*Problem description*
Which lines in the records below contain the word "JSON"? Report each of them.

+-------+

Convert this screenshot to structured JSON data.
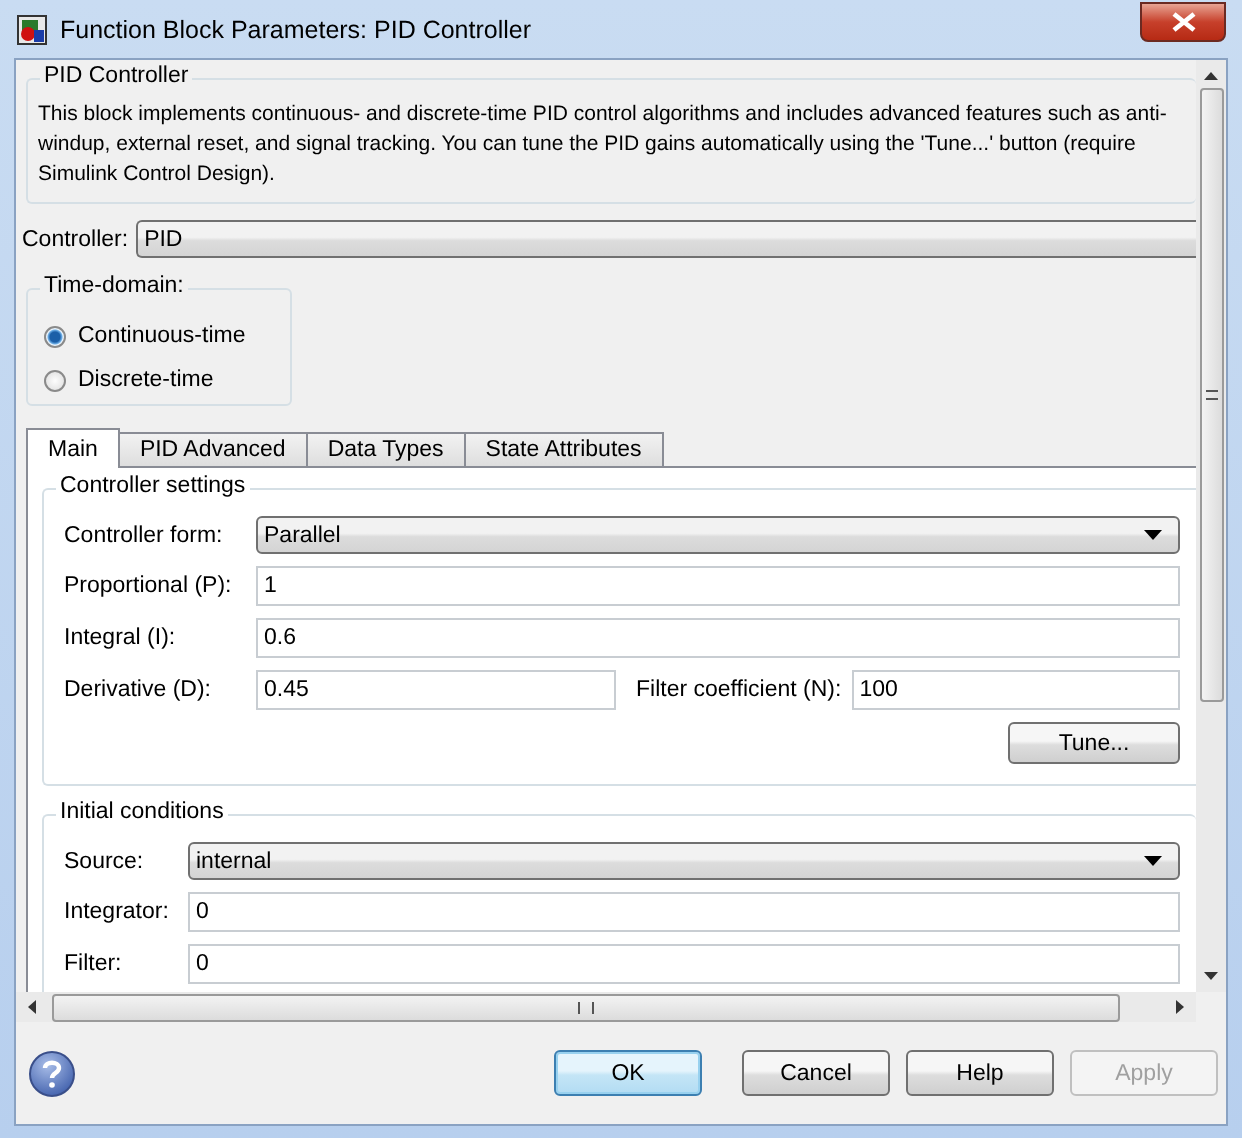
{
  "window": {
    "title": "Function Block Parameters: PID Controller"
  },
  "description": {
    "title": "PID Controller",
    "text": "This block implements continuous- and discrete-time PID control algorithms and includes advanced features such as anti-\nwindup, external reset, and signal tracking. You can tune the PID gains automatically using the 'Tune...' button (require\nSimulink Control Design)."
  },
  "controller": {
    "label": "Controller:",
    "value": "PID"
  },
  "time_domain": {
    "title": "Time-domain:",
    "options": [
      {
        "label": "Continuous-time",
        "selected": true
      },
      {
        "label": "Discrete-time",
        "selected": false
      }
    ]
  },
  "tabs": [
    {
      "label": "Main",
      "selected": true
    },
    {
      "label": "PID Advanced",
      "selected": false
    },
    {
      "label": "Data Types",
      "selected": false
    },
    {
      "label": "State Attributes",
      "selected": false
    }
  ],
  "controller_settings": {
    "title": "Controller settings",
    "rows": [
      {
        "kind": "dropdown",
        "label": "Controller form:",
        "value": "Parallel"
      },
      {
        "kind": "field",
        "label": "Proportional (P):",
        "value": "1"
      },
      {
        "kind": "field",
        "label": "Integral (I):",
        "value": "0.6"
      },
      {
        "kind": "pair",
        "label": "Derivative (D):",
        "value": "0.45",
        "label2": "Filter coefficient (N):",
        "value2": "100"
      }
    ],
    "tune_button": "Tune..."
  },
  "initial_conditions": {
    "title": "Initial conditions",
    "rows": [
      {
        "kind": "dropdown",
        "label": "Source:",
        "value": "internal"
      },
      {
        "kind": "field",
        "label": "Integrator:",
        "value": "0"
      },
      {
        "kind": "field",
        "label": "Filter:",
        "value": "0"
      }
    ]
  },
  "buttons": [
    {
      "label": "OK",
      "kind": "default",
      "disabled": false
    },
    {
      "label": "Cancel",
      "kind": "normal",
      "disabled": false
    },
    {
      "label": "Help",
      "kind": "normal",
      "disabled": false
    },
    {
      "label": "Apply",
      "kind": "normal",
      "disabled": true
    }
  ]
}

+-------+

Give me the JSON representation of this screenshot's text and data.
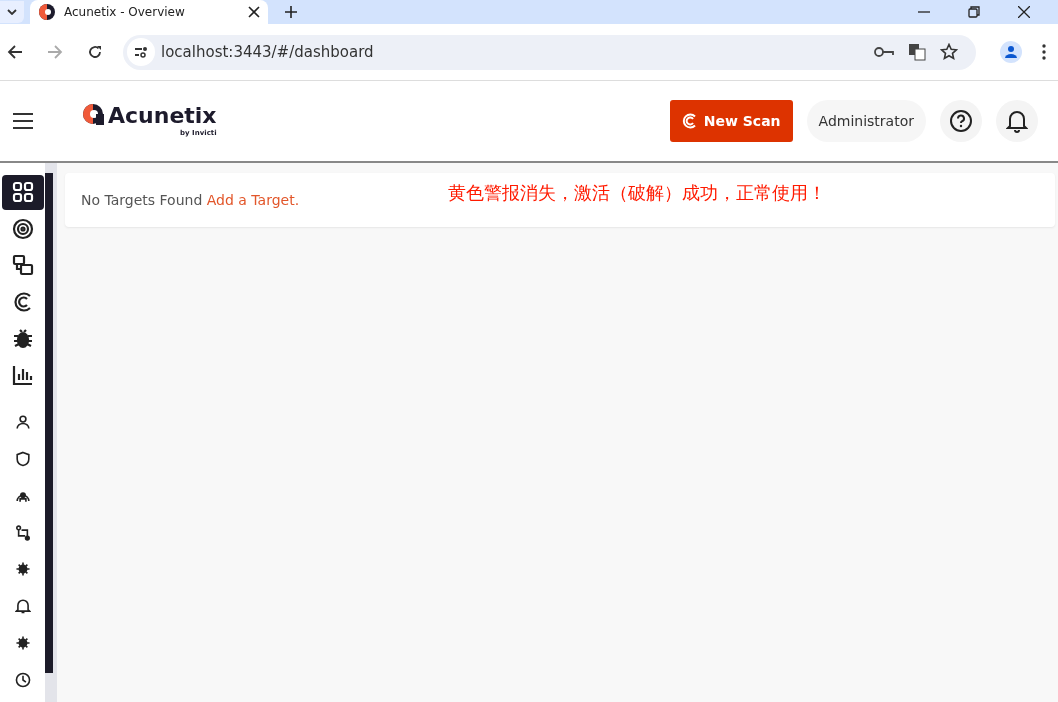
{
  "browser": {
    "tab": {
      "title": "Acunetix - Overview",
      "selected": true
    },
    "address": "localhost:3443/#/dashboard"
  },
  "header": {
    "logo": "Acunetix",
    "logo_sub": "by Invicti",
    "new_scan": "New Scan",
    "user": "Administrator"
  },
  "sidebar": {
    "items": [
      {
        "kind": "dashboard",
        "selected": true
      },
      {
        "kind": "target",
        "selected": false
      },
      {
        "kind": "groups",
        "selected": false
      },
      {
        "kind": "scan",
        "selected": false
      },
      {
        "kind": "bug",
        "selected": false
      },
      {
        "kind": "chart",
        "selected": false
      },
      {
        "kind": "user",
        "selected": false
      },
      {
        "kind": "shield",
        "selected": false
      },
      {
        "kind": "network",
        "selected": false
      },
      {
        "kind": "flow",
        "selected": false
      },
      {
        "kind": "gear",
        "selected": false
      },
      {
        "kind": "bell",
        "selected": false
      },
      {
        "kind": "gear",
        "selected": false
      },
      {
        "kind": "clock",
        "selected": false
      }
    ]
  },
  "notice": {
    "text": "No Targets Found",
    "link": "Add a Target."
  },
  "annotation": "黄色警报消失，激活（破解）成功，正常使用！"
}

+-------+

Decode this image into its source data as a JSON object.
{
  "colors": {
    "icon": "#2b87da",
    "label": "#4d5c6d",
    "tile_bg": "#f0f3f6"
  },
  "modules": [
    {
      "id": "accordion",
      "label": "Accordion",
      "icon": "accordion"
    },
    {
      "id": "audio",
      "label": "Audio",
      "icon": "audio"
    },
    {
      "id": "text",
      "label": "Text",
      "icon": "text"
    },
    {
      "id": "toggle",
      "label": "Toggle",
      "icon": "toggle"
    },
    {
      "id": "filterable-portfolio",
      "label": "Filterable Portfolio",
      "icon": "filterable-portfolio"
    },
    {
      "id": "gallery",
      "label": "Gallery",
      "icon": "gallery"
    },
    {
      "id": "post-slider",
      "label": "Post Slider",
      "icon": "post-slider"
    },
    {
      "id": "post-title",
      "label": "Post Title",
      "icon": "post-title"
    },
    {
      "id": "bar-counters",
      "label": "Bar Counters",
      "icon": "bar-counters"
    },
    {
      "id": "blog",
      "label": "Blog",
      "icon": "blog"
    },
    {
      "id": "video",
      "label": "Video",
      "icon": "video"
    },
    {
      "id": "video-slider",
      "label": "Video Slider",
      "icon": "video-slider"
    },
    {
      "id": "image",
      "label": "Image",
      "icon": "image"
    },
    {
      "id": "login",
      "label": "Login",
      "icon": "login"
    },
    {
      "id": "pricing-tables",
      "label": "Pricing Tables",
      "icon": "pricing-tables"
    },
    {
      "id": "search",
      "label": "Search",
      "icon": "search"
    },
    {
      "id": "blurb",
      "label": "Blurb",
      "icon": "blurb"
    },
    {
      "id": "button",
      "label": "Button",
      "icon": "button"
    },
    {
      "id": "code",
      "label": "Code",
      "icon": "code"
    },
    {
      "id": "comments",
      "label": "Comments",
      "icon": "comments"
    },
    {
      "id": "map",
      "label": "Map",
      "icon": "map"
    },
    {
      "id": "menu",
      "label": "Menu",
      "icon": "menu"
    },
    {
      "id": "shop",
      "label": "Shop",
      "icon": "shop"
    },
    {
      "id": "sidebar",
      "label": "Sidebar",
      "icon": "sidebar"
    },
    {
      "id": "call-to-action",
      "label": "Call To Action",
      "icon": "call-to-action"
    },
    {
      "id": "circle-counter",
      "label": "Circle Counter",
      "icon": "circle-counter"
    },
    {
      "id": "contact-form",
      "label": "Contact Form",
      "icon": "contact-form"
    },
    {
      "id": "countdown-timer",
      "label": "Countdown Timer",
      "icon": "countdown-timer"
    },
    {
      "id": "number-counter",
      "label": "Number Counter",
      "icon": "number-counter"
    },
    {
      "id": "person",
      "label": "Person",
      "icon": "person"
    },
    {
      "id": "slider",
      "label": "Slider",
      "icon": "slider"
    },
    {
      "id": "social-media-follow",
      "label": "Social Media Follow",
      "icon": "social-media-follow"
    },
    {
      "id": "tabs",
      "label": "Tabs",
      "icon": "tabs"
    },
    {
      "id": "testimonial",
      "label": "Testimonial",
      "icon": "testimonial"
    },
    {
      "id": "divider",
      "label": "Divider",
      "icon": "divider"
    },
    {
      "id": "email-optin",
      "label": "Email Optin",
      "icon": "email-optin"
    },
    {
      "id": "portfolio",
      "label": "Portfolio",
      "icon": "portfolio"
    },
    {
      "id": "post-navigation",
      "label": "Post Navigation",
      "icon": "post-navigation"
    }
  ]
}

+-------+

*Answer box*
Convert this screenshot to structured JSON data.
Give me the JSON representation of this screenshot's text and data.
Decode this image into its source data as a JSON object.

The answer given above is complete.